The first products capable of surfing the airwaves at such speeds will be the obvious ones: LTE-enabled laptops will be available later this year, and smartphones will follow in 2011.
As Verizon's director of ecosystem development, Brian Higgins is responsible for getting nontraditional devices hooked up to the network. His team has built the LTE Innovation Center in Waltham, Mass. It's an 8,000-square-foot laboratory where electronics makers can test new products on a fully functional 4G network. Alcatel-Lucent and Ericsson Wireless (ERIC), which make much of the hardware that underpins the 4G network, have partnered with Verizon and provide the gadget makers in Waltham with design and technical support.
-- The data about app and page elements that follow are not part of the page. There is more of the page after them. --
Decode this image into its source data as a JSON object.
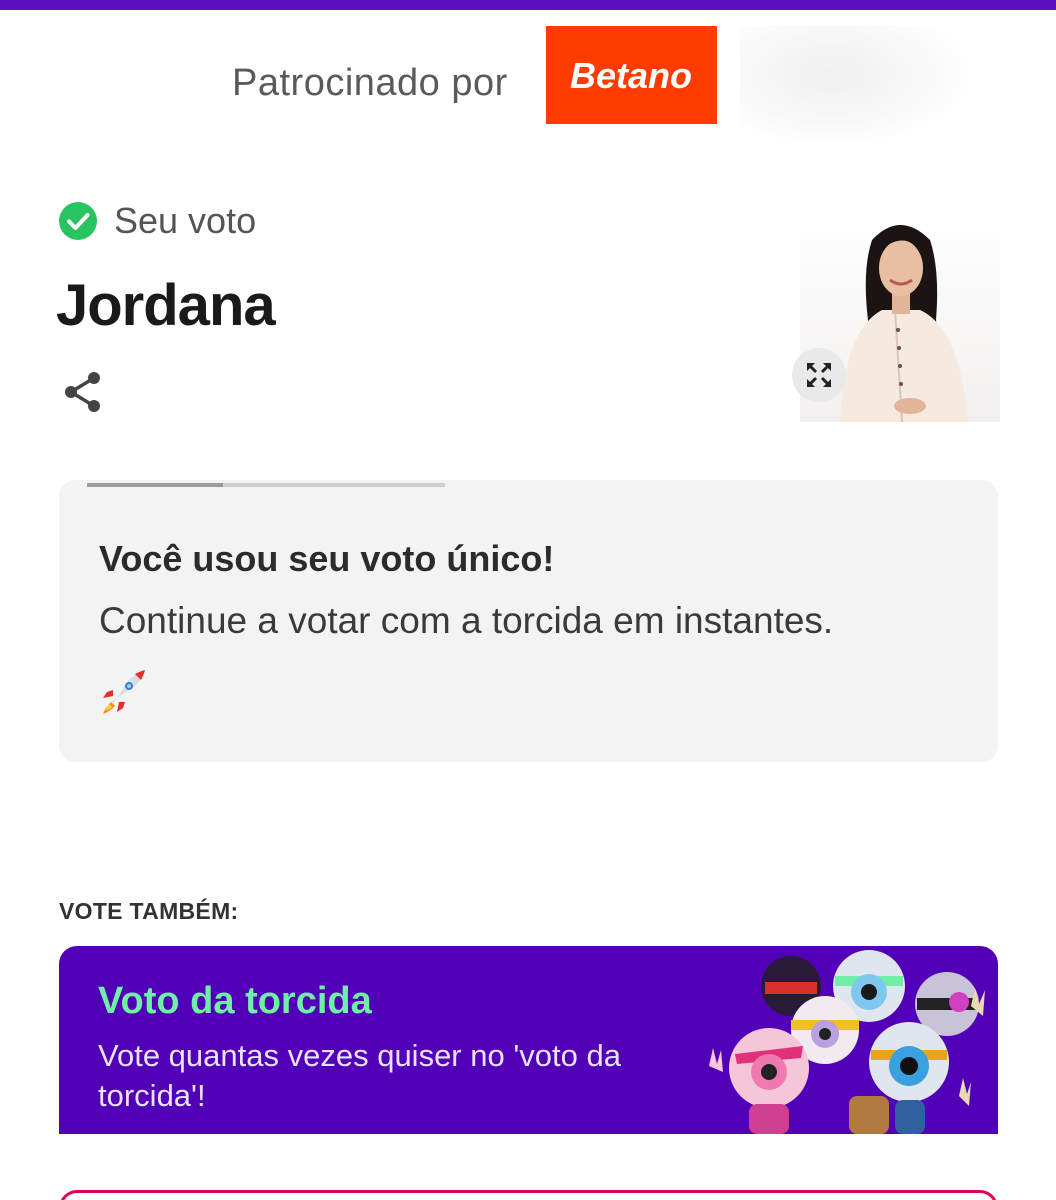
{
  "colors": {
    "top_bar": "#5b0fc0",
    "betano_bg": "#ff3b00",
    "check": "#27c45f",
    "torcida_bg": "#5200b8",
    "torcida_title": "#6ff0a6",
    "next_card_border": "#e0005a"
  },
  "sponsor": {
    "label": "Patrocinado por",
    "brand": "Betano"
  },
  "vote": {
    "status_label": "Seu voto",
    "status_icon": "check-circle-icon",
    "candidate": "Jordana",
    "share_icon": "share-icon",
    "expand_icon": "expand-icon"
  },
  "info_card": {
    "title": "Você usou seu voto único!",
    "text": "Continue a votar com a torcida em instantes.",
    "emoji_icon": "rocket-icon",
    "progress": 0.38
  },
  "vote_also": {
    "heading": "VOTE TAMBÉM:",
    "card": {
      "title": "Voto da torcida",
      "description": "Vote quantas vezes quiser no 'voto da torcida'!"
    }
  }
}
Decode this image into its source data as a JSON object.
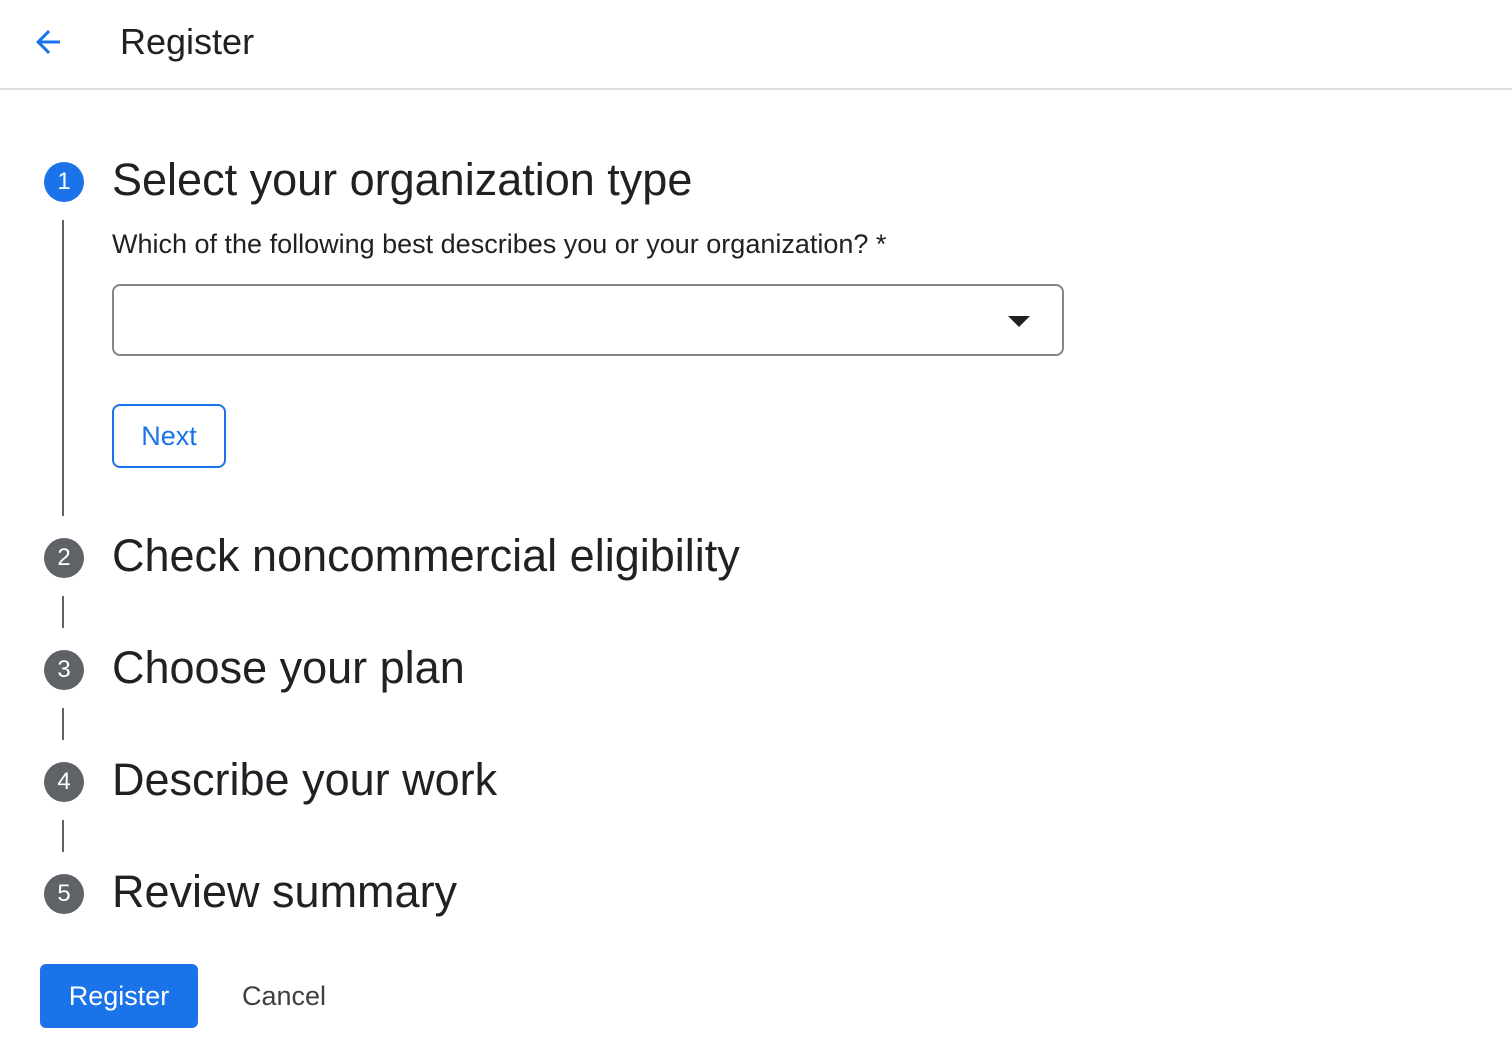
{
  "header": {
    "back_icon": "arrow-left-icon",
    "title": "Register",
    "accent_color": "#1a73e8"
  },
  "stepper": {
    "steps": [
      {
        "number": "1",
        "title": "Select your organization type",
        "state": "active"
      },
      {
        "number": "2",
        "title": "Check noncommercial eligibility",
        "state": "inactive"
      },
      {
        "number": "3",
        "title": "Choose your plan",
        "state": "inactive"
      },
      {
        "number": "4",
        "title": "Describe your work",
        "state": "inactive"
      },
      {
        "number": "5",
        "title": "Review summary",
        "state": "inactive"
      }
    ],
    "active_color": "#1a73e8",
    "inactive_color": "#5f6368"
  },
  "step1": {
    "question": "Which of the following best describes you or your organization? *",
    "select_value": "",
    "dropdown_icon": "caret-down-icon",
    "next_label": "Next"
  },
  "footer": {
    "register_label": "Register",
    "cancel_label": "Cancel"
  }
}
Ken Wirth, the president of 4G/LTE Wireless Networks at Alcatel-Lucent, says the new, high-speed network will be well-suited for data-intensive industries such as health care. MRI machines and CT scanners will be able to beam large, high-resolution images to portable devices used by doctors or patients, for instance. Alcatel-Lucent (ALU) has built several demonstration devices, including wireless glucose monitors for diabetic patients. Wirth says he expects the family car to become a 4G playground, with kids downloading video games and movies from the backseat. Even some home appliances, such as coffeemakers and refrigerators, will be connected, he says, to automatically communicate with repair technicians. Håkan Eriksson, the chief technology officer for Ericsson, says the wireless antenna will become like the electric motor—so common in cars and household appliances it will be taken for granted. "Everything that can benefit from being connected will be connected," he says.
Verizon is now replacing its Innovation Center with a bigger, 20,000-square-foot facility. The new center will house mockups of hospital rooms, kitchens, and garages to showcase LTE-ready products in realistic environments. The company hopes the Innovation Center and a $1.3 billion venture capital fund it is using to invest in some smaller companies will yield a large, growing customer base for its 4G service. "If you just build the network and wait for things to happen, you're going to be disappointed," says Higgins. It's also an early effort to pitch to a new type of customer. Persuading an appliance manufacturer to add wireless to its washing machines "is a completely different ball game than marketing a hot new handset to the residential market," says Craig Moffett, a telecom analyst at Sanford C. Bernstein (AB).
The bottom line: Verizon is encouraging makers of medical devices, home appliances, and other products to build around its new 4G network.